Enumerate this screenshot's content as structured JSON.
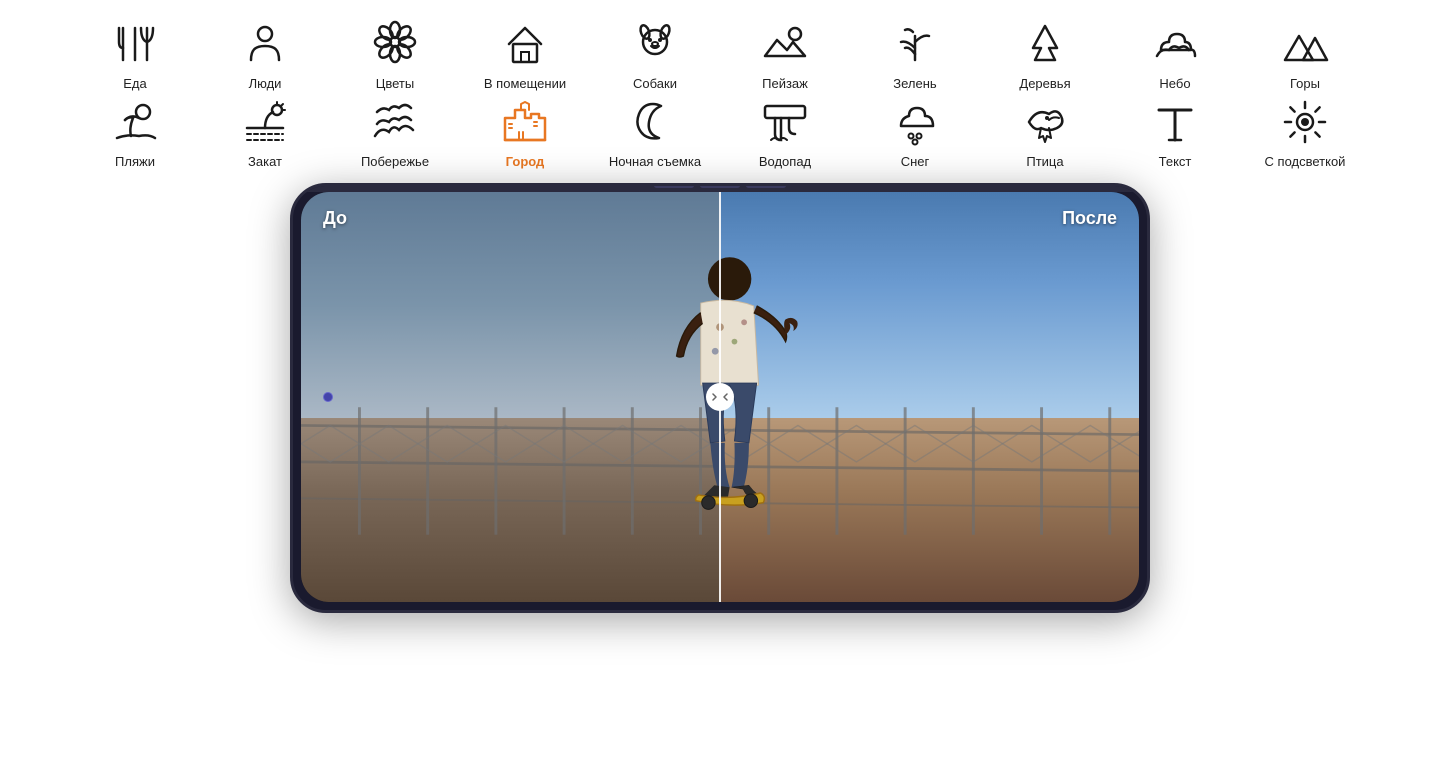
{
  "icons_row1": [
    {
      "id": "food",
      "label": "Еда",
      "symbol": "🍴",
      "active": false
    },
    {
      "id": "people",
      "label": "Люди",
      "symbol": "👤",
      "active": false
    },
    {
      "id": "flowers",
      "label": "Цветы",
      "symbol": "🌸",
      "active": false
    },
    {
      "id": "indoor",
      "label": "В помещении",
      "symbol": "🏠",
      "active": false
    },
    {
      "id": "dogs",
      "label": "Собаки",
      "symbol": "🐶",
      "active": false
    },
    {
      "id": "landscape",
      "label": "Пейзаж",
      "symbol": "🌅",
      "active": false
    },
    {
      "id": "greens",
      "label": "Зелень",
      "symbol": "🌿",
      "active": false
    },
    {
      "id": "trees",
      "label": "Деревья",
      "symbol": "🌲",
      "active": false
    },
    {
      "id": "sky",
      "label": "Небо",
      "symbol": "☁",
      "active": false
    },
    {
      "id": "mountains",
      "label": "Горы",
      "symbol": "⛰",
      "active": false
    }
  ],
  "icons_row2": [
    {
      "id": "beach",
      "label": "Пляжи",
      "symbol": "🏖",
      "active": false
    },
    {
      "id": "sunset",
      "label": "Закат",
      "symbol": "🌅",
      "active": false
    },
    {
      "id": "coast",
      "label": "Побережье",
      "symbol": "🌊",
      "active": false
    },
    {
      "id": "city",
      "label": "Город",
      "symbol": "🏙",
      "active": true
    },
    {
      "id": "night",
      "label": "Ночная съемка",
      "symbol": "🌙",
      "active": false
    },
    {
      "id": "waterfall",
      "label": "Водопад",
      "symbol": "💧",
      "active": false
    },
    {
      "id": "snow",
      "label": "Снег",
      "symbol": "❄",
      "active": false
    },
    {
      "id": "bird",
      "label": "Птица",
      "symbol": "🐦",
      "active": false
    },
    {
      "id": "text",
      "label": "Текст",
      "symbol": "T",
      "active": false
    },
    {
      "id": "backlight",
      "label": "С подсветкой",
      "symbol": "💡",
      "active": false
    }
  ],
  "phone": {
    "label_before": "До",
    "label_after": "После"
  },
  "colors": {
    "active_label": "#e87722",
    "inactive_icon": "#1a1a1a",
    "phone_body": "#1c1c2e",
    "split_line": "rgba(255,255,255,0.9)"
  }
}
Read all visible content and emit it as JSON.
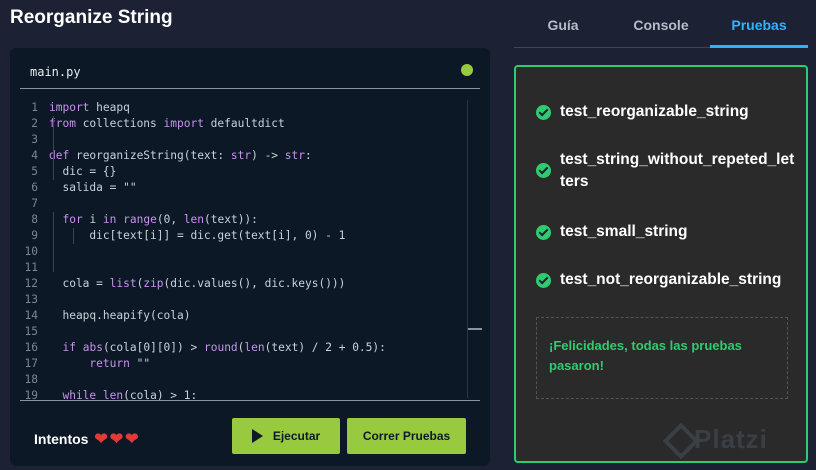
{
  "page_title": "Reorganize String",
  "editor": {
    "file_name": "main.py",
    "lines": [
      {
        "n": "1",
        "html": "<span class=\"kw\">import</span> heapq"
      },
      {
        "n": "2",
        "html": "<span class=\"kw\">from</span> collections <span class=\"kw\">import</span> defaultdict"
      },
      {
        "n": "3",
        "html": ""
      },
      {
        "n": "4",
        "html": "<span class=\"kw\">def</span> reorganizeString(text: <span class=\"kw\">str</span>) -> <span class=\"kw\">str</span>:"
      },
      {
        "n": "5",
        "html": "  dic = {}"
      },
      {
        "n": "6",
        "html": "  salida = \"\""
      },
      {
        "n": "7",
        "html": ""
      },
      {
        "n": "8",
        "html": "  <span class=\"kw\">for</span> i <span class=\"kw\">in</span> <span class=\"kw\">range</span>(0, <span class=\"kw\">len</span>(text)):"
      },
      {
        "n": "9",
        "html": "      dic[text[i]] = dic.get(text[i], 0) - 1"
      },
      {
        "n": "10",
        "html": ""
      },
      {
        "n": "11",
        "html": ""
      },
      {
        "n": "12",
        "html": "  cola = <span class=\"kw\">list</span>(<span class=\"kw\">zip</span>(dic.values(), dic.keys()))"
      },
      {
        "n": "13",
        "html": ""
      },
      {
        "n": "14",
        "html": "  heapq.heapify(cola)"
      },
      {
        "n": "15",
        "html": ""
      },
      {
        "n": "16",
        "html": "  <span class=\"kw\">if</span> <span class=\"kw\">abs</span>(cola[0][0]) > <span class=\"kw\">round</span>(<span class=\"kw\">len</span>(text) / 2 + 0.5):"
      },
      {
        "n": "17",
        "html": "      <span class=\"kw\">return</span> \"\""
      },
      {
        "n": "18",
        "html": ""
      },
      {
        "n": "19",
        "html": "  <span class=\"kw\">while</span> <span class=\"kw\">len</span>(cola) > 1:"
      }
    ]
  },
  "attempts_label": "Intentos",
  "hearts": [
    "❤",
    "❤",
    "❤"
  ],
  "buttons": {
    "run": "Ejecutar",
    "tests": "Correr Pruebas"
  },
  "tabs": [
    {
      "label": "Guía",
      "active": false
    },
    {
      "label": "Console",
      "active": false
    },
    {
      "label": "Pruebas",
      "active": true
    }
  ],
  "tests": [
    {
      "name": "test_reorganizable_string",
      "status": "passed"
    },
    {
      "name": "test_string_without_repeted_letters",
      "status": "passed"
    },
    {
      "name": "test_small_string",
      "status": "passed"
    },
    {
      "name": "test_not_reorganizable_string",
      "status": "passed"
    }
  ],
  "success_message": "¡Felicidades, todas las pruebas pasaron!",
  "watermark": "Platzi",
  "colors": {
    "accent_green": "#98ca3f",
    "success_green": "#2ecc71",
    "tab_active": "#33b1ff",
    "keyword": "#c792ea",
    "heart": "#e53935"
  }
}
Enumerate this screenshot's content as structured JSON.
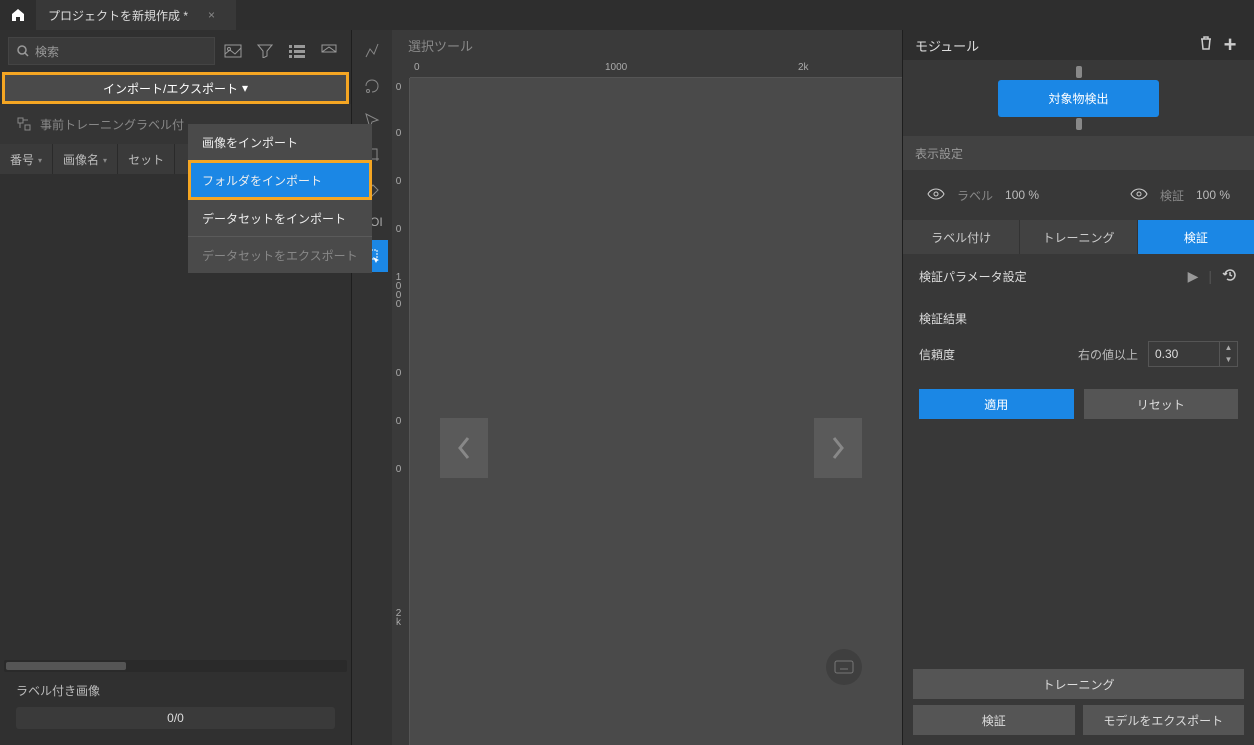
{
  "tab_title": "プロジェクトを新規作成 *",
  "search": {
    "placeholder": "検索"
  },
  "import_export_label": "インポート/エクスポート",
  "dropdown": {
    "import_image": "画像をインポート",
    "import_folder": "フォルダをインポート",
    "import_dataset": "データセットをインポート",
    "export_dataset": "データセットをエクスポート"
  },
  "pretrain_label": "事前トレーニングラベル付",
  "columns": {
    "num": "番号",
    "name": "画像名",
    "set": "セット"
  },
  "labeled_images": "ラベル付き画像",
  "progress_text": "0/0",
  "canvas_title": "選択ツール",
  "ruler_h": [
    "0",
    "1000",
    "2k"
  ],
  "ruler_v": [
    "0",
    "0",
    "0",
    "0",
    "1000",
    "0",
    "0",
    "0",
    "2k"
  ],
  "tool_roi": "ROI",
  "right": {
    "title": "モジュール",
    "node_label": "対象物検出",
    "display_settings": "表示設定",
    "vis_label": "ラベル",
    "vis_verify": "検証",
    "vis_pct1": "100 %",
    "vis_pct2": "100 %",
    "tabs": {
      "labeling": "ラベル付け",
      "training": "トレーニング",
      "verify": "検証"
    },
    "param_header": "検証パラメータ設定",
    "result_label": "検証結果",
    "confidence_label": "信頼度",
    "confidence_cond": "右の値以上",
    "confidence_value": "0.30",
    "apply": "適用",
    "reset": "リセット",
    "footer_training": "トレーニング",
    "footer_verify": "検証",
    "footer_export": "モデルをエクスポート"
  }
}
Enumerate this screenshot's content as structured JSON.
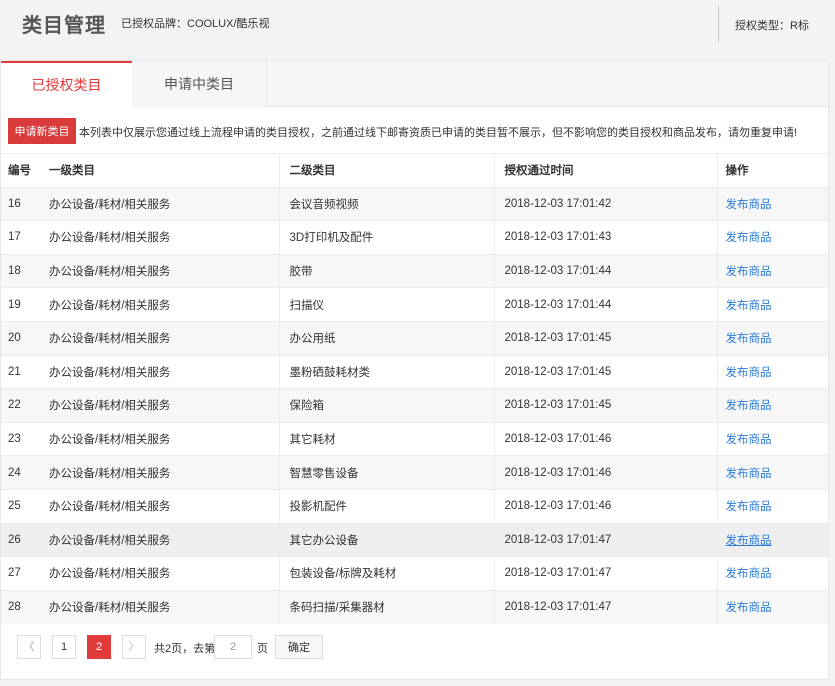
{
  "header": {
    "title": "类目管理",
    "brand_info": "已授权品牌：COOLUX/酷乐视",
    "auth_type": "授权类型：R标"
  },
  "tabs": [
    {
      "label": "已授权类目",
      "active": true
    },
    {
      "label": "申请中类目",
      "active": false
    }
  ],
  "notice": {
    "button_label": "申请新类目",
    "text": "本列表中仅展示您通过线上流程申请的类目授权，之前通过线下邮寄资质已申请的类目暂不展示，但不影响您的类目授权和商品发布，请勿重复申请!"
  },
  "table": {
    "columns": [
      "编号",
      "一级类目",
      "二级类目",
      "授权通过时间",
      "操作"
    ],
    "rows": [
      {
        "id": "16",
        "level1": "办公设备/耗材/相关服务",
        "level2": "会议音频视频",
        "time": "2018-12-03 17:01:42",
        "action": "发布商品"
      },
      {
        "id": "17",
        "level1": "办公设备/耗材/相关服务",
        "level2": "3D打印机及配件",
        "time": "2018-12-03 17:01:43",
        "action": "发布商品"
      },
      {
        "id": "18",
        "level1": "办公设备/耗材/相关服务",
        "level2": "胶带",
        "time": "2018-12-03 17:01:44",
        "action": "发布商品"
      },
      {
        "id": "19",
        "level1": "办公设备/耗材/相关服务",
        "level2": "扫描仪",
        "time": "2018-12-03 17:01:44",
        "action": "发布商品"
      },
      {
        "id": "20",
        "level1": "办公设备/耗材/相关服务",
        "level2": "办公用纸",
        "time": "2018-12-03 17:01:45",
        "action": "发布商品"
      },
      {
        "id": "21",
        "level1": "办公设备/耗材/相关服务",
        "level2": "墨粉硒鼓耗材类",
        "time": "2018-12-03 17:01:45",
        "action": "发布商品"
      },
      {
        "id": "22",
        "level1": "办公设备/耗材/相关服务",
        "level2": "保险箱",
        "time": "2018-12-03 17:01:45",
        "action": "发布商品"
      },
      {
        "id": "23",
        "level1": "办公设备/耗材/相关服务",
        "level2": "其它耗材",
        "time": "2018-12-03 17:01:46",
        "action": "发布商品"
      },
      {
        "id": "24",
        "level1": "办公设备/耗材/相关服务",
        "level2": "智慧零售设备",
        "time": "2018-12-03 17:01:46",
        "action": "发布商品"
      },
      {
        "id": "25",
        "level1": "办公设备/耗材/相关服务",
        "level2": "投影机配件",
        "time": "2018-12-03 17:01:46",
        "action": "发布商品"
      },
      {
        "id": "26",
        "level1": "办公设备/耗材/相关服务",
        "level2": "其它办公设备",
        "time": "2018-12-03 17:01:47",
        "action": "发布商品"
      },
      {
        "id": "27",
        "level1": "办公设备/耗材/相关服务",
        "level2": "包装设备/标牌及耗材",
        "time": "2018-12-03 17:01:47",
        "action": "发布商品"
      },
      {
        "id": "28",
        "level1": "办公设备/耗材/相关服务",
        "level2": "条码扫描/采集器材",
        "time": "2018-12-03 17:01:47",
        "action": "发布商品"
      }
    ]
  },
  "pager": {
    "prev": "〈",
    "next": "〉",
    "pages": [
      "1",
      "2"
    ],
    "current_page": "2",
    "total_text": "共2页，去第",
    "goto_value": "2",
    "unit": "页",
    "confirm_label": "确定"
  },
  "colors": {
    "accent": "#e23b3b",
    "link": "#2b7bd6"
  }
}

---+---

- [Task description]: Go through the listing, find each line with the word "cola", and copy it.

- [Solution]:
        "html": "  cola = <span class=\"kw\">list</span>(<span class=\"kw\">zip</span>(dic.values(), dic.keys()))"
        "html": "  heapq.heapify(cola)"
        "html": "  <span class=\"kw\">if</span> <span class=\"kw\">abs</span>(cola[0][0]) > <span class=\"kw\">round</span>(<span class=\"kw\">len</span>(text) / 2 + 0.5):"
        "html": "  <span class=\"kw\">while</span> <span class=\"kw\">len</span>(cola) > 1:"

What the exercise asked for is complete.